Repeat the listing below word for word, leaving nothing out.
--
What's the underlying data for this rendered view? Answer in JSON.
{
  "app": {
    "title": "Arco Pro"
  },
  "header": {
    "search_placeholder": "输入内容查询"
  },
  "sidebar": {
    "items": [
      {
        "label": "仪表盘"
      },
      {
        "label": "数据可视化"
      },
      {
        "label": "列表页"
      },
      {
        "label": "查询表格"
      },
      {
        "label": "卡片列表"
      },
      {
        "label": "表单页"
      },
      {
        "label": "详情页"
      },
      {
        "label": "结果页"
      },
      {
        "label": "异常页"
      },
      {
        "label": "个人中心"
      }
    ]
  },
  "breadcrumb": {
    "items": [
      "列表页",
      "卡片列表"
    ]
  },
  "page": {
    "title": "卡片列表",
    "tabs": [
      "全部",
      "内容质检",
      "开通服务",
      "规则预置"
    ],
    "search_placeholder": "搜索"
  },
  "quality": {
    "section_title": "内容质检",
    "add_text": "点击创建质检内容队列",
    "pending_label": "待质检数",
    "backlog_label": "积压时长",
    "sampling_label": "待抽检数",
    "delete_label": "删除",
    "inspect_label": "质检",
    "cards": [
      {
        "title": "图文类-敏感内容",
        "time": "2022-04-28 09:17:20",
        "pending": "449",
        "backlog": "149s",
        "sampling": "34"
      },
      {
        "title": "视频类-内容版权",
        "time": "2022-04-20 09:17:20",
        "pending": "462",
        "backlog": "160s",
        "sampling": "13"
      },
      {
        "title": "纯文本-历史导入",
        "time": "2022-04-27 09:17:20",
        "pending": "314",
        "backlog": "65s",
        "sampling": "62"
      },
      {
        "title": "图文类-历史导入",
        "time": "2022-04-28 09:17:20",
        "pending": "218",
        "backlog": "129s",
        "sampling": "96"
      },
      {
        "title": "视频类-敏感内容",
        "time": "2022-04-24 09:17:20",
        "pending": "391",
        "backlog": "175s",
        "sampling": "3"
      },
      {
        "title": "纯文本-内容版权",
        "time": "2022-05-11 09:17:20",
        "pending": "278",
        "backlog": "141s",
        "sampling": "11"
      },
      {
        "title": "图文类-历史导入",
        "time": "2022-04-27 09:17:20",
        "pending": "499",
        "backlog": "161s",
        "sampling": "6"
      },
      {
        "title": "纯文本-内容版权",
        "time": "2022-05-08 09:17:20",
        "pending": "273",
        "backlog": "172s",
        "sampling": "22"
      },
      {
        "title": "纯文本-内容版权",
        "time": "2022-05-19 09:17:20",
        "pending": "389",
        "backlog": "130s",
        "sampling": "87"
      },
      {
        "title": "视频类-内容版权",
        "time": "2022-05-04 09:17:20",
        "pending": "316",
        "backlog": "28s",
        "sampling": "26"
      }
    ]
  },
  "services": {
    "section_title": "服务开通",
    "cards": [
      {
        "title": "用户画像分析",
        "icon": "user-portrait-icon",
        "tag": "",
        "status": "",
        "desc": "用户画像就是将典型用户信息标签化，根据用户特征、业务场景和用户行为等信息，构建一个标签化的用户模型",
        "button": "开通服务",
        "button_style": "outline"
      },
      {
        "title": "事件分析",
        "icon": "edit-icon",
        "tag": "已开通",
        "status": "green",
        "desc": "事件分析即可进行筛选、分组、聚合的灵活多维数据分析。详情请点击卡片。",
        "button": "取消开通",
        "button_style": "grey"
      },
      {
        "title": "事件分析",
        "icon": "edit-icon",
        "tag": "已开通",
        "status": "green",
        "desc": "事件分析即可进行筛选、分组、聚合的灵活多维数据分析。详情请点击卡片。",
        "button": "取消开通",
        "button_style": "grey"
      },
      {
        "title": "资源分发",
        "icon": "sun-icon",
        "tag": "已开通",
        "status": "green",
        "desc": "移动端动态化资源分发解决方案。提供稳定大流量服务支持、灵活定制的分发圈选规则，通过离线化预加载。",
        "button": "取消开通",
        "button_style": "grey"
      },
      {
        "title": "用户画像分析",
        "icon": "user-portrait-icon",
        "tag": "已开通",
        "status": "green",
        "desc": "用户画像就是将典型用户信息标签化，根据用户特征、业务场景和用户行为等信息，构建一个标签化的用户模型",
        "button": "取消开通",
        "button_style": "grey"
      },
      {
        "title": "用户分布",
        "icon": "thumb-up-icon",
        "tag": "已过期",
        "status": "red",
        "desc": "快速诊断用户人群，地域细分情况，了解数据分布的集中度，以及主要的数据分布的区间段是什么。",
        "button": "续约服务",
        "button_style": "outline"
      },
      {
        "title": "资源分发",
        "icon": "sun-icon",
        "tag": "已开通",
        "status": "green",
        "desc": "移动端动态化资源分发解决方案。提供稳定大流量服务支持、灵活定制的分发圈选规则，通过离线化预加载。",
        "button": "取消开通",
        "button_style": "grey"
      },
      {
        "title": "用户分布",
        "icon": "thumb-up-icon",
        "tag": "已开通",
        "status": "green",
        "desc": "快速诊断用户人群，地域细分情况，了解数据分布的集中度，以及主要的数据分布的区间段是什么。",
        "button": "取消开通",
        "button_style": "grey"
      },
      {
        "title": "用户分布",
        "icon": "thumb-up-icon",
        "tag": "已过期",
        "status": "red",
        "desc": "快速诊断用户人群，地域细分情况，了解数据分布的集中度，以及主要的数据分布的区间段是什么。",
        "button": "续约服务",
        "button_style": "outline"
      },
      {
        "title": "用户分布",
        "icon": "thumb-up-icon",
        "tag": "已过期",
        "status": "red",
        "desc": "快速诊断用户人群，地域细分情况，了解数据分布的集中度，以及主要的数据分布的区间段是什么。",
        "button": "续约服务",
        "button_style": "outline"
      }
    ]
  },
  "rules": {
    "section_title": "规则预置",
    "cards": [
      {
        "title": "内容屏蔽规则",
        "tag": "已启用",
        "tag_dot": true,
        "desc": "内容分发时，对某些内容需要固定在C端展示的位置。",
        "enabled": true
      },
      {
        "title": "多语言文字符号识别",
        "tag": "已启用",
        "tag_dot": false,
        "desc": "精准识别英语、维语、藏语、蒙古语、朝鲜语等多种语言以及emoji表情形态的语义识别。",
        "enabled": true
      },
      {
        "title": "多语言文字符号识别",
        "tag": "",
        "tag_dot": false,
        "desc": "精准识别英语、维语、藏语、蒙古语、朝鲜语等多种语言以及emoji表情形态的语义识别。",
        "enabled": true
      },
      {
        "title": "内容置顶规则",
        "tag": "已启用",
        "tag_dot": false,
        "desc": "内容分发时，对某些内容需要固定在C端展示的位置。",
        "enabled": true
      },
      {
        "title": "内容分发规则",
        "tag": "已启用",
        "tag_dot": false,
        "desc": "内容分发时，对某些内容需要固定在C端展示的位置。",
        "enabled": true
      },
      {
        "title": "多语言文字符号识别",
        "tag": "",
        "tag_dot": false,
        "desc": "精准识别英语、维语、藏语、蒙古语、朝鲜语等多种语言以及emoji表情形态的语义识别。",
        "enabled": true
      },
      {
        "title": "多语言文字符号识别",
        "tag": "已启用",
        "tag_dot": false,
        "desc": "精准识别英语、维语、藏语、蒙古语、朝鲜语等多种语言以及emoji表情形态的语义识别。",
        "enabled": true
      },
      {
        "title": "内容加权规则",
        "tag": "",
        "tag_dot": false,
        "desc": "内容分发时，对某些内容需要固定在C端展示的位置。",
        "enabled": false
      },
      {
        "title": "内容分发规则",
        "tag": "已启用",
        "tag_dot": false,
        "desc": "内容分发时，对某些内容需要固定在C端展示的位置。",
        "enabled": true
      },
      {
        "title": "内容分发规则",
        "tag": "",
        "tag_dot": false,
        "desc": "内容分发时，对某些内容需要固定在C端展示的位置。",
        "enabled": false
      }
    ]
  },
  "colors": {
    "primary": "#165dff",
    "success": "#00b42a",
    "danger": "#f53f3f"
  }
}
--
● REPLY TO THE TASK:
What's the underlying data for this rendered view? Answer in JSON.
{
  "app": {
    "title": "Arco Pro"
  },
  "header": {
    "search_placeholder": "输入内容查询"
  },
  "sidebar": {
    "items": [
      {
        "label": "仪表盘"
      },
      {
        "label": "数据可视化"
      },
      {
        "label": "列表页"
      },
      {
        "label": "查询表格"
      },
      {
        "label": "卡片列表"
      },
      {
        "label": "表单页"
      },
      {
        "label": "详情页"
      },
      {
        "label": "结果页"
      },
      {
        "label": "异常页"
      },
      {
        "label": "个人中心"
      }
    ]
  },
  "breadcrumb": {
    "items": [
      "列表页",
      "卡片列表"
    ]
  },
  "page": {
    "title": "卡片列表",
    "tabs": [
      "全部",
      "内容质检",
      "开通服务",
      "规则预置"
    ],
    "search_placeholder": "搜索"
  },
  "quality": {
    "section_title": "内容质检",
    "add_text": "点击创建质检内容队列",
    "pending_label": "待质检数",
    "backlog_label": "积压时长",
    "sampling_label": "待抽检数",
    "delete_label": "删除",
    "inspect_label": "质检",
    "cards": [
      {
        "title": "图文类-敏感内容",
        "time": "2022-04-28 09:17:20",
        "pending": "449",
        "backlog": "149s",
        "sampling": "34"
      },
      {
        "title": "视频类-内容版权",
        "time": "2022-04-20 09:17:20",
        "pending": "462",
        "backlog": "160s",
        "sampling": "13"
      },
      {
        "title": "纯文本-历史导入",
        "time": "2022-04-27 09:17:20",
        "pending": "314",
        "backlog": "65s",
        "sampling": "62"
      },
      {
        "title": "图文类-历史导入",
        "time": "2022-04-28 09:17:20",
        "pending": "218",
        "backlog": "129s",
        "sampling": "96"
      },
      {
        "title": "视频类-敏感内容",
        "time": "2022-04-24 09:17:20",
        "pending": "391",
        "backlog": "175s",
        "sampling": "3"
      },
      {
        "title": "纯文本-内容版权",
        "time": "2022-05-11 09:17:20",
        "pending": "278",
        "backlog": "141s",
        "sampling": "11"
      },
      {
        "title": "图文类-历史导入",
        "time": "2022-04-27 09:17:20",
        "pending": "499",
        "backlog": "161s",
        "sampling": "6"
      },
      {
        "title": "纯文本-内容版权",
        "time": "2022-05-08 09:17:20",
        "pending": "273",
        "backlog": "172s",
        "sampling": "22"
      },
      {
        "title": "纯文本-内容版权",
        "time": "2022-05-19 09:17:20",
        "pending": "389",
        "backlog": "130s",
        "sampling": "87"
      },
      {
        "title": "视频类-内容版权",
        "time": "2022-05-04 09:17:20",
        "pending": "316",
        "backlog": "28s",
        "sampling": "26"
      }
    ]
  },
  "services": {
    "section_title": "服务开通",
    "cards": [
      {
        "title": "用户画像分析",
        "icon": "user-portrait-icon",
        "tag": "",
        "status": "",
        "desc": "用户画像就是将典型用户信息标签化，根据用户特征、业务场景和用户行为等信息，构建一个标签化的用户模型",
        "button": "开通服务",
        "button_style": "outline"
      },
      {
        "title": "事件分析",
        "icon": "edit-icon",
        "tag": "已开通",
        "status": "green",
        "desc": "事件分析即可进行筛选、分组、聚合的灵活多维数据分析。详情请点击卡片。",
        "button": "取消开通",
        "button_style": "grey"
      },
      {
        "title": "事件分析",
        "icon": "edit-icon",
        "tag": "已开通",
        "status": "green",
        "desc": "事件分析即可进行筛选、分组、聚合的灵活多维数据分析。详情请点击卡片。",
        "button": "取消开通",
        "button_style": "grey"
      },
      {
        "title": "资源分发",
        "icon": "sun-icon",
        "tag": "已开通",
        "status": "green",
        "desc": "移动端动态化资源分发解决方案。提供稳定大流量服务支持、灵活定制的分发圈选规则，通过离线化预加载。",
        "button": "取消开通",
        "button_style": "grey"
      },
      {
        "title": "用户画像分析",
        "icon": "user-portrait-icon",
        "tag": "已开通",
        "status": "green",
        "desc": "用户画像就是将典型用户信息标签化，根据用户特征、业务场景和用户行为等信息，构建一个标签化的用户模型",
        "button": "取消开通",
        "button_style": "grey"
      },
      {
        "title": "用户分布",
        "icon": "thumb-up-icon",
        "tag": "已过期",
        "status": "red",
        "desc": "快速诊断用户人群，地域细分情况，了解数据分布的集中度，以及主要的数据分布的区间段是什么。",
        "button": "续约服务",
        "button_style": "outline"
      },
      {
        "title": "资源分发",
        "icon": "sun-icon",
        "tag": "已开通",
        "status": "green",
        "desc": "移动端动态化资源分发解决方案。提供稳定大流量服务支持、灵活定制的分发圈选规则，通过离线化预加载。",
        "button": "取消开通",
        "button_style": "grey"
      },
      {
        "title": "用户分布",
        "icon": "thumb-up-icon",
        "tag": "已开通",
        "status": "green",
        "desc": "快速诊断用户人群，地域细分情况，了解数据分布的集中度，以及主要的数据分布的区间段是什么。",
        "button": "取消开通",
        "button_style": "grey"
      },
      {
        "title": "用户分布",
        "icon": "thumb-up-icon",
        "tag": "已过期",
        "status": "red",
        "desc": "快速诊断用户人群，地域细分情况，了解数据分布的集中度，以及主要的数据分布的区间段是什么。",
        "button": "续约服务",
        "button_style": "outline"
      },
      {
        "title": "用户分布",
        "icon": "thumb-up-icon",
        "tag": "已过期",
        "status": "red",
        "desc": "快速诊断用户人群，地域细分情况，了解数据分布的集中度，以及主要的数据分布的区间段是什么。",
        "button": "续约服务",
        "button_style": "outline"
      }
    ]
  },
  "rules": {
    "section_title": "规则预置",
    "cards": [
      {
        "title": "内容屏蔽规则",
        "tag": "已启用",
        "tag_dot": true,
        "desc": "内容分发时，对某些内容需要固定在C端展示的位置。",
        "enabled": true
      },
      {
        "title": "多语言文字符号识别",
        "tag": "已启用",
        "tag_dot": false,
        "desc": "精准识别英语、维语、藏语、蒙古语、朝鲜语等多种语言以及emoji表情形态的语义识别。",
        "enabled": true
      },
      {
        "title": "多语言文字符号识别",
        "tag": "",
        "tag_dot": false,
        "desc": "精准识别英语、维语、藏语、蒙古语、朝鲜语等多种语言以及emoji表情形态的语义识别。",
        "enabled": true
      },
      {
        "title": "内容置顶规则",
        "tag": "已启用",
        "tag_dot": false,
        "desc": "内容分发时，对某些内容需要固定在C端展示的位置。",
        "enabled": true
      },
      {
        "title": "内容分发规则",
        "tag": "已启用",
        "tag_dot": false,
        "desc": "内容分发时，对某些内容需要固定在C端展示的位置。",
        "enabled": true
      },
      {
        "title": "多语言文字符号识别",
        "tag": "",
        "tag_dot": false,
        "desc": "精准识别英语、维语、藏语、蒙古语、朝鲜语等多种语言以及emoji表情形态的语义识别。",
        "enabled": true
      },
      {
        "title": "多语言文字符号识别",
        "tag": "已启用",
        "tag_dot": false,
        "desc": "精准识别英语、维语、藏语、蒙古语、朝鲜语等多种语言以及emoji表情形态的语义识别。",
        "enabled": true
      },
      {
        "title": "内容加权规则",
        "tag": "",
        "tag_dot": false,
        "desc": "内容分发时，对某些内容需要固定在C端展示的位置。",
        "enabled": false
      },
      {
        "title": "内容分发规则",
        "tag": "已启用",
        "tag_dot": false,
        "desc": "内容分发时，对某些内容需要固定在C端展示的位置。",
        "enabled": true
      },
      {
        "title": "内容分发规则",
        "tag": "",
        "tag_dot": false,
        "desc": "内容分发时，对某些内容需要固定在C端展示的位置。",
        "enabled": false
      }
    ]
  },
  "colors": {
    "primary": "#165dff",
    "success": "#00b42a",
    "danger": "#f53f3f"
  }
}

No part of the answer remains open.